Issues get an eight-pack
The Hindi film industry has seen a great revamp in the last three years and the quality of cinema has changed for the good. This year, too, was witness to a mixed bag of films. As a pleasant surprise, films which got critical acclaim also caught the eyeballs.
In fact, you could safely call 2009 a year of issue-based films. There was Jail and then there was Paa. The reason why Indian cinema saw this shift from big banner, traditional blockbusters to socially relevant cinema is that people asked for a change. They didn’t just want to see films with only entertainment value but also wanted some social content in their entertainers. Like I always say, big budget, big banner films may be a hit but they are not necessarily good films, while a small film may not churn out the same amount at Box Office, but it may receive kudos.
To put things into perspective, I would like to give an example of my film Jail. It was a very different film and I am proud to have made it. It is one film that was appreciated by people from all walks of life. Jail was a real film based on the Indian judicial system. It was about people reeling behind bars. Though the film could not generate the kind of response at Box Office I had expected it to, but it made up by generated a huge positive response from audiences.
LS Speaker Meira Kumar and till BJP leader LK Advani loved it and came out with tears in their eyes. Even though the film was made on a small budget, it showed the Indian jail system in its truest form. That is what today’s audiences want.
Going back to 2008, Naseeruddin Shah starer A Wednesday was an impactful movie. Simply made, it successfully tackled the concept of terrorism.

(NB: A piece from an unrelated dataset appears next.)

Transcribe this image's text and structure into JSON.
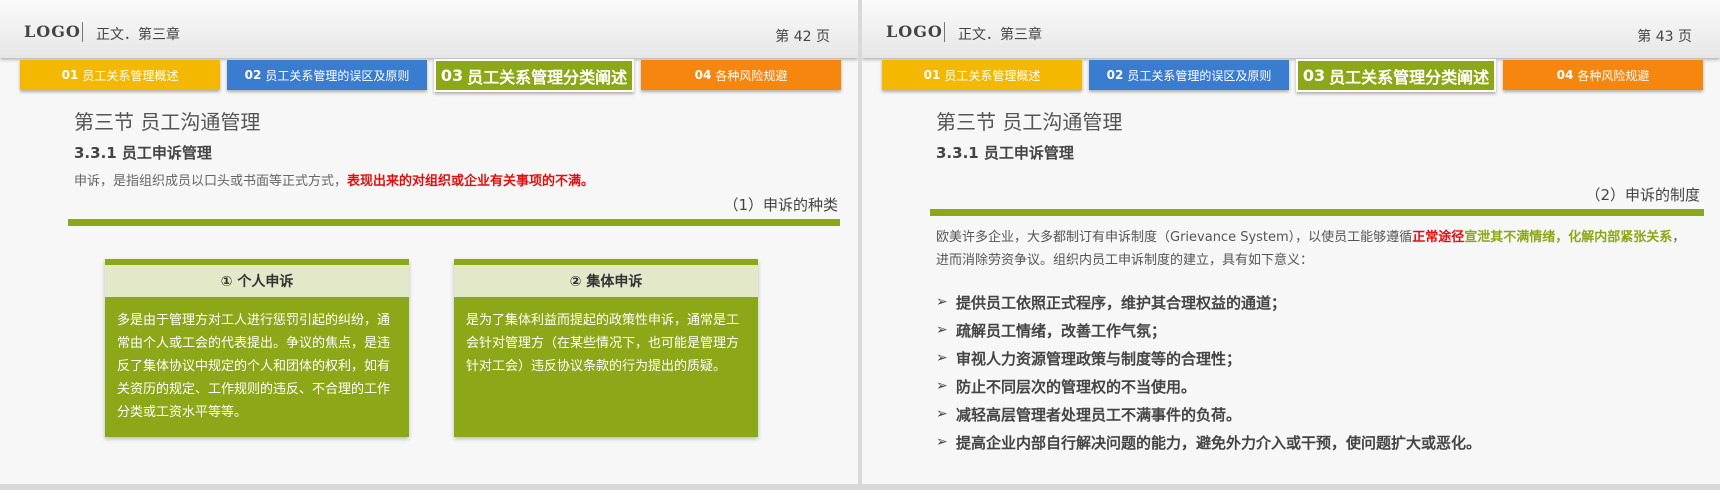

This year closes with Hirani’s 3 Idiots which I am wanting to watch. There has been a lot of buzz around it and fairly so. After all, it is an Aamir Khan film. Paa was also a pathbreaking film and I loved it for its content. So, just like 2008, this year also stands out for its stress on simple experiments, changed mindsets, technical excellence and strong, very strong content.
This was also the year as India got global acclaim through Oscars. The importance of Hollywood in Bollywood cannot be denied. Hollywood has always been the baap of Bollywood and we have always drawn inspiration from it. Indian filmmakers have picked up subjects and ideas from Hollywood. It has always been a part of us and the presence is only increasing by each passing year.
In all, 2009 has been the year of change in Hindi cinema. Films like Rock On and Fashion in 2008 have given viewers that extra something which the 150 TV channels do not give them at home. Audiences have become very ruthless today. After all, with so much entertainment happening at just a flick of a remote, they will come to the multiplex only for an extra edge to their entertainment quotient.
Indeed, Bollywood came a long way. Our films were technically stronger, so much so that they are increasingly reaching out to people in foreign lands too. They watch them for the love of our song and dance sequences, our colour schemes and our bevy of emotions.
Having said that, we are still not equipped enough to make films like Avatar in India. Even though it is two hours and 40 minutes long, the film is a 3D marvel. The imaging is superb and it just takes you to another world of fantasy. Moreover, for a film with such a huge budget ($500 million), we need to understand that Hollywood has a market across the world. English is a universal language which gives these films an edge over us. They also dub all their films in different languages like French, Russian, German etc, which generates a lot of additional revenue.
In that sense, Indian films get limited. All we have is an NRI community and a limited interested foreign crowd. In India itself, there is very less viewership in places like Tamil Nadu, Andhra Pradesh etc. Despite being Indian States, the demand for Hindi films is just not there. It’s practically impossible for India to make a film like Avatar which had been on the floor for 12 long years.
Talking about money, the Indian cinema business also saw a slump owing to recession. While 2008 was a good year, 2009 has been much below the expectations. A lot of films tanked at the Box Office, not because they weren’t good content-wise but because of the slowdown. I am positive, however, about 2010 and am keeping my fingers crossed as a lot of good films are awaiting release next year.
2009 also lost on business because of the much-publicised producer-multiplex face-off, owing to which there were no releases for three months. And when the strike was called off, a pile-up happened. There was no breathing space at the multiplexes with films being released in quick succession. For example, when Jail released, it did not open to a good audience but gained on popularity through the word of mouth. People wanted to watch it but the very next week it was out of theatres because there were other releases. Cinema halls just could not hold on to one film for a very long time. Similar was the case with Sankat City which was a great film but by the time people got to know about it, it was nowhere to be seen.
Year 2009 was also the year of young actors like Neil Nitin Mukesh, Ranbir Kapoor, Shahid Kapur and Imran Khan. This new brigade is creating a niche for itself and has made work speak for it. Their performances have been appreciated and I am very happy for them. But that doesn’t mean that there is no place for the likes of SRK or Aamir. When Sanjay Dutt, Sunny Deol, Anil Kapoor and Jackie Shroff ruled screen space, there came a time for newer generation like Aamir, SRK and Salman, and they all co-existed. So is the case with SRK, Aamir and Ranbir, Neil and Shahid. There is a place for everyone under the sun.
– As told to Nidhi Mittal